[Stored dataset items]

════════

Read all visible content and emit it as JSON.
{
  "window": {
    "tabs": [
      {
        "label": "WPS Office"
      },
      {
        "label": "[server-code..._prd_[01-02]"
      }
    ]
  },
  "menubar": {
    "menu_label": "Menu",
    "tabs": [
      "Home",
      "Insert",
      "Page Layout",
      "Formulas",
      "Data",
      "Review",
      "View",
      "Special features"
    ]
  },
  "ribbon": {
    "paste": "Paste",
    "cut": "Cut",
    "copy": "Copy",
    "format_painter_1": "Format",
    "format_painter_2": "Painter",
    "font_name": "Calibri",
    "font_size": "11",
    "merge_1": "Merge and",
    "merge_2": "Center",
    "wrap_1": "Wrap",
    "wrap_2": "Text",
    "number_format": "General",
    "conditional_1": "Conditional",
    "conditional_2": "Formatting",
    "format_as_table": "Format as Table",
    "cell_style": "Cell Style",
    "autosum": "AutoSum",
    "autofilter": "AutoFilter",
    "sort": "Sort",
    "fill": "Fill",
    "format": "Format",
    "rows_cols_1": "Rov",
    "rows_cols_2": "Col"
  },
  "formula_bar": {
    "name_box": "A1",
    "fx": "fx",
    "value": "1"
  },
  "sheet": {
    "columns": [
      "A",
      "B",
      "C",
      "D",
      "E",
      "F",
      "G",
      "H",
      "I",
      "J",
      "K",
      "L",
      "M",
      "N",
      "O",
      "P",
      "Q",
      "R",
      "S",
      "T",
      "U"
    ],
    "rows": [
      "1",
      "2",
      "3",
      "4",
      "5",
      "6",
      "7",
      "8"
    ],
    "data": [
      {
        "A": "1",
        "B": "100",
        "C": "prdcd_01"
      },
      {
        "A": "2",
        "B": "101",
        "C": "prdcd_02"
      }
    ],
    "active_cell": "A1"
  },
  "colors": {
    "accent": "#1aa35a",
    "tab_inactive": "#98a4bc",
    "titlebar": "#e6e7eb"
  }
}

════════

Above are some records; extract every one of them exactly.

== RESULT ==
Read all visible content and emit it as JSON.
{
  "window": {
    "tabs": [
      {
        "label": "WPS Office"
      },
      {
        "label": "[server-code..._prd_[01-02]"
      }
    ]
  },
  "menubar": {
    "menu_label": "Menu",
    "tabs": [
      "Home",
      "Insert",
      "Page Layout",
      "Formulas",
      "Data",
      "Review",
      "View",
      "Special features"
    ]
  },
  "ribbon": {
    "paste": "Paste",
    "cut": "Cut",
    "copy": "Copy",
    "format_painter_1": "Format",
    "format_painter_2": "Painter",
    "font_name": "Calibri",
    "font_size": "11",
    "merge_1": "Merge and",
    "merge_2": "Center",
    "wrap_1": "Wrap",
    "wrap_2": "Text",
    "number_format": "General",
    "conditional_1": "Conditional",
    "conditional_2": "Formatting",
    "format_as_table": "Format as Table",
    "cell_style": "Cell Style",
    "autosum": "AutoSum",
    "autofilter": "AutoFilter",
    "sort": "Sort",
    "fill": "Fill",
    "format": "Format",
    "rows_cols_1": "Rov",
    "rows_cols_2": "Col"
  },
  "formula_bar": {
    "name_box": "A1",
    "fx": "fx",
    "value": "1"
  },
  "sheet": {
    "columns": [
      "A",
      "B",
      "C",
      "D",
      "E",
      "F",
      "G",
      "H",
      "I",
      "J",
      "K",
      "L",
      "M",
      "N",
      "O",
      "P",
      "Q",
      "R",
      "S",
      "T",
      "U"
    ],
    "rows": [
      "1",
      "2",
      "3",
      "4",
      "5",
      "6",
      "7",
      "8"
    ],
    "data": [
      {
        "A": "1",
        "B": "100",
        "C": "prdcd_01"
      },
      {
        "A": "2",
        "B": "101",
        "C": "prdcd_02"
      }
    ],
    "active_cell": "A1"
  },
  "colors": {
    "accent": "#1aa35a",
    "tab_inactive": "#98a4bc",
    "titlebar": "#e6e7eb"
  }
}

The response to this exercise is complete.